4) To offer multi-faceted educational opportunities on the institution of slavery to participants of the walk, the organizing volunteers, and the community at large, in order to create a context for the current state of global communities in an honest history.

5) To transform the thinking that spawned racism, namely the appetite for material power and luxury in Western nations, and the consequent reduction of human beings to the status of objects to be bought, sold, easily demeaned and killed profit, denying the profound and noble spiritual nature of all people. This materially-based thinking continues today in domestic and international policies that relegate millions-mainly people of color-to poverty, even in wealthy countries like the U.S. Hard pressed by these policies, too many are forced to use desperate means to survive, while the life-giving spiritual foundation of human civilization, cultivated from ancient times, is further destroyed. To find our way for the next century, we must affirm and respect the precious, spiritual nature of all people, the true source of moral power to transform our violent, materially-based civilization.

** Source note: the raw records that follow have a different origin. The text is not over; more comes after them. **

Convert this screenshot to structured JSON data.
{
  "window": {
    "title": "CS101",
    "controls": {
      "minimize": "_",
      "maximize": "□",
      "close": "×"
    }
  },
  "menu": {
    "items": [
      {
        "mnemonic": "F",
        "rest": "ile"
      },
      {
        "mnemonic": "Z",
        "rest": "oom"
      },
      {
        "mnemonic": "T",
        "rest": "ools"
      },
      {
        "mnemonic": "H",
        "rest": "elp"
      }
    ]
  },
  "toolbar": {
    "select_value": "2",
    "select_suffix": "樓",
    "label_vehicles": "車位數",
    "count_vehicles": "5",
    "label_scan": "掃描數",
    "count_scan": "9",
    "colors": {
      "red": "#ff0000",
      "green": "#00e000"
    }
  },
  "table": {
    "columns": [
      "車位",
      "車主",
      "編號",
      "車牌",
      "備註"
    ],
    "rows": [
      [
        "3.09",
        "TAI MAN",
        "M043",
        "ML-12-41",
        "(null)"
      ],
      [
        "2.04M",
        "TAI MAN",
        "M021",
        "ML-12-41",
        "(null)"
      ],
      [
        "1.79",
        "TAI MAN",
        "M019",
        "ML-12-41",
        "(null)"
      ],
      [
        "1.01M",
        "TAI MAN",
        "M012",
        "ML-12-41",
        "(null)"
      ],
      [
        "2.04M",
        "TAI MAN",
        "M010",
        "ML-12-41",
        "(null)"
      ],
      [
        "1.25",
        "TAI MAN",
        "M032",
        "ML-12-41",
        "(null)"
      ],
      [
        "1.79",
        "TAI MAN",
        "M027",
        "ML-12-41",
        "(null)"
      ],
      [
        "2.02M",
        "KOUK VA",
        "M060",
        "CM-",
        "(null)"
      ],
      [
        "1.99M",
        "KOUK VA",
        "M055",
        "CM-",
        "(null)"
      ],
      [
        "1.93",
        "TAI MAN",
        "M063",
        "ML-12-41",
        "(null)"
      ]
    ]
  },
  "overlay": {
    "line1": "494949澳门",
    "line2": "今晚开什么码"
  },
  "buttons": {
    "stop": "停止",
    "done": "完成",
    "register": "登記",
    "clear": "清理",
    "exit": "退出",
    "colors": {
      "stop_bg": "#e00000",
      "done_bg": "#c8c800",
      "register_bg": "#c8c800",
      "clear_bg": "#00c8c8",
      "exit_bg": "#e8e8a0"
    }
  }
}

The Pilgrimage, Initiated by the Buddhist order Nipponzan Myohoji, is being organized by a group of people of diverse backgrounds and is open to all who wish to join and agree to its purposes and principles. It will have an Interfaith perspective, whenever possible involving the traditions to which Africa-Americans and people of African descent have primarily devoted themselves, that is Christianity, Islam and the traditional religions of Africa and their forms in the "New World."

Each morning of the walk will begin with interfaith prayer before the days journey of 15-20 miles. Walking can be a potent medicine for mind and body.

When we walk together, our feet touch the same earth, we walk beneath the same sun and soak in the same rain. As we journey together with a common purpose, we realize that joys and difficulties can arise but the difficulties need not stop us. In walking, we begin to restore the spiritual strength of humanity, the strength to reverse the vicious repercussions of our history and move towards a genuinely peaceful society nourished by the innate generosity of human begins and the natural world.

Support for this pilgrimage in it many facets is needed.
For those interested in being a part of this most auspicious endeavor please call the number listed below.
We thank you in advance for your support.

Interfaith Pilgrimage of the Middle Passage
First Congregational Church Room 11
165 Main Street Amherst MA 01002 U.S.A.

The Route in the U.S. will include:

Mass: Leverett, Springfield, Boston
Connecticut: Hartford, New Haven
New York City
New Jersey: Trenton
Pennsylvania: Philadelphia
Maryland: Baltimore
Virginia: Richmond
North Carolina: Raleigh
South Carolina: Colombia, Charleston, Sea Islands
Georgia: Savannah, Sea Islands, Columbus, Atlanta
Alabama: Birmingham, Montgomery, Selma, Tuskegee
Mississippi: Meridian, Philadelphia
Louisiana: Baton Rouge, Plaquenine, New Orleans

The above is only a partial listing of major sites, sketching the basic outline of the walk. Estimated walking time in the U.S. : 5 months.

more link here.